They do get a chance to use our roads, to take advantage of educated folks to work in their businesses, courts for dispute resolution and so forth. But they don't pay for the use. It's not fair to the state of Colorado. It's not fair to the rest of us. And this bill will address that lack of fairness by closing loopholes that some corporations use by funneling their money offshore in order not to have to pay taxes on it.
The bill, sponsored by Foote and Rep. Brittany Pettersen of Lakewood, would not only have to clear the divided State legislature but also be approved by voters in November. So it has a long way to go.
But similar bills became law in Montana and Oregon, picking up bipartisan support along the way, according to the bill's sponsors.
So you'd think a bill like this would have a chance here in Colorado, where the public is overwhelmingly in favor of such measures, according to a poll sent to reporters yesterday by ProgressNow Colorado.

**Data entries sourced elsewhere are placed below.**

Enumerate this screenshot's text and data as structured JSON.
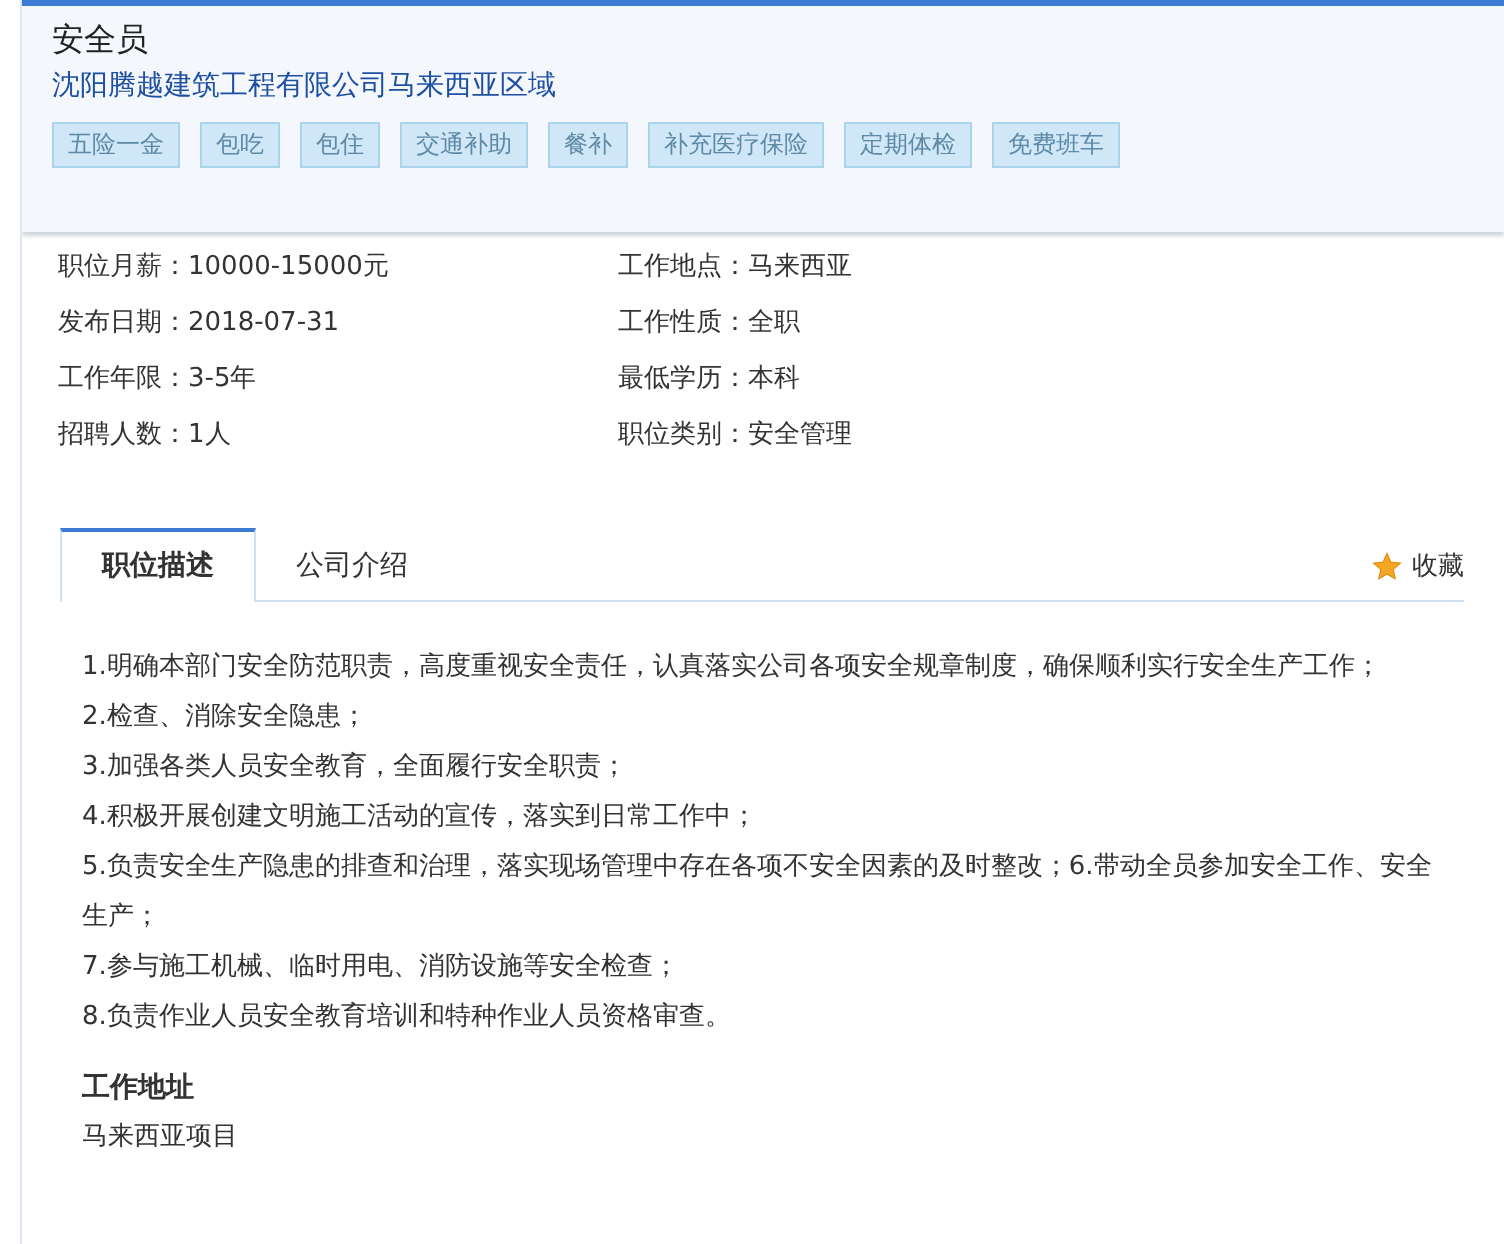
{
  "header": {
    "title": "安全员",
    "company": "沈阳腾越建筑工程有限公司马来西亚区域",
    "tags": [
      "五险一金",
      "包吃",
      "包住",
      "交通补助",
      "餐补",
      "补充医疗保险",
      "定期体检",
      "免费班车"
    ]
  },
  "info": [
    {
      "text": "职位月薪：10000-15000元"
    },
    {
      "text": "工作地点：马来西亚"
    },
    {
      "text": "发布日期：2018-07-31"
    },
    {
      "text": "工作性质：全职"
    },
    {
      "text": "工作年限：3-5年"
    },
    {
      "text": "最低学历：本科"
    },
    {
      "text": "招聘人数：1人"
    },
    {
      "text": "职位类别：安全管理"
    }
  ],
  "tabs": [
    {
      "label": "职位描述",
      "selected": true
    },
    {
      "label": "公司介绍",
      "selected": false
    }
  ],
  "favorite": {
    "label": "收藏"
  },
  "description": [
    "1.明确本部门安全防范职责，高度重视安全责任，认真落实公司各项安全规章制度，确保顺利实行安全生产工作；",
    "2.检查、消除安全隐患；",
    "3.加强各类人员安全教育，全面履行安全职责；",
    "4.积极开展创建文明施工活动的宣传，落实到日常工作中；",
    "5.负责安全生产隐患的排查和治理，落实现场管理中存在各项不安全因素的及时整改；6.带动全员参加安全工作、安全生产；",
    "7.参与施工机械、临时用电、消防设施等安全检查；",
    "8.负责作业人员安全教育培训和特种作业人员资格审查。"
  ],
  "address": {
    "heading": "工作地址",
    "value": "马来西亚项目"
  }
}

"The data is clear: Coloradans are keenly aware of the loopholes big corporations exploit to avoid paying taxes, and they are tired of the double standard," said ProgressNow Director Amy Runyon-Harms in a statement. "Legislation to require corporations to report profits diverted to overseas tax havens is a political winner as well as the right thing to do. Every taxpayer deserves to know that big corporations are paying their fair share for the basic functions of government we all rely on."
The Denver Post's Joey Bunch reported yesterday that the legislation is opposed by The Colorado Association of Commerce and Industry:
We understand the intent to eliminate the shifting of income to tax havens to avoid Colorado taxes," said Loren Furman, CACI's senior vice president for state and federal relations. "But, there are many instances where legitimate business is conducted in these countries, and that income may not have been subject to Colorado tax.
But it's hard to see why this is a concern, if you look at how the bill would work: Ed Sealover at the Denver Business Journal explained this:
Colorado law currently requires companies doing business here to pay taxes on the portion of national income that the corporation generates in this state. But that equation gets more complicated with companies that off-shore some of their business by setting up subsidiaries in tax-friendly countries, transferring intellectual properties to those subsidiaries and have the subsidiaries sell that property -- such as, say, a logo -- back to the main corporation for a cost that sometimes can be as large as the overall profit that corporation makes in the U.S., Foote said.
So will people believe The Colorado Association of Commerce and Industry? Or will they believe Pettersen when she says, "Big corporations shouldn't leave the rest of us on the hook because they know how to game the system and avoid paying their fair share."